Unusual, intelligent documentary whose subject is a pleasure to spend time with.
Seymour Bernstein, Michael Kimmelman, Ethan Hawke
Seymour Bernstein, when first told that the actor Ethan Hawke wanted to make a movie about him, reportedly responded by asking, "Who's that?" You might say that Bernstein, a pianist, educator and unassuming philosopher about art and music, lives in his own world. He makes one very much want to join him there.
Hawke apparently was taken by Bernstein, who stopped performing decades ago, when they were seated together at dinner, and shared their thoughts about artist's insecurities and the terrors of live performance.

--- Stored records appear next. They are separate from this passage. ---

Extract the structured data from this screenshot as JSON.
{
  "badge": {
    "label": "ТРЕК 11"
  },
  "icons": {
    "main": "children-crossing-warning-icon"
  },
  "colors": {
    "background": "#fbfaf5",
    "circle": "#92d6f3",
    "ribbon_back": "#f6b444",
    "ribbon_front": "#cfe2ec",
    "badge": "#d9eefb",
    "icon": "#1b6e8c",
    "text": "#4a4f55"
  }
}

Bernstein's very decided opinions about music, its value to even the nonmusical life (perhaps especially to the nonmusical life) will speak to anyone, but Hawke set out to make a perhaps deliberately unorthodox documentary, one that eschews the conventions of biopic in favor of creating a showcase for ideas, and for Bernstein, who has inspired generations of pianists of both the professional and pedestrian variety. New York Times art critic Michael Kimmelman, a bit sheepishly, admits he never wanted to practice. Bernstein doesn't let him off the hook.
Nor does he let his students off the hook, or parents who don't make their children practice, or don't appreciate the critical importance of art to education.
Not that "Seymour: An Introduction" is some kind of manifesto. Mostly it's a portrait of a gifted artist who couldn't bear the pressure of being a concert pianist (although when he performed he got rave reviews) and instead chose to inspire others. He did it with his students. He'll do it with movie audiences.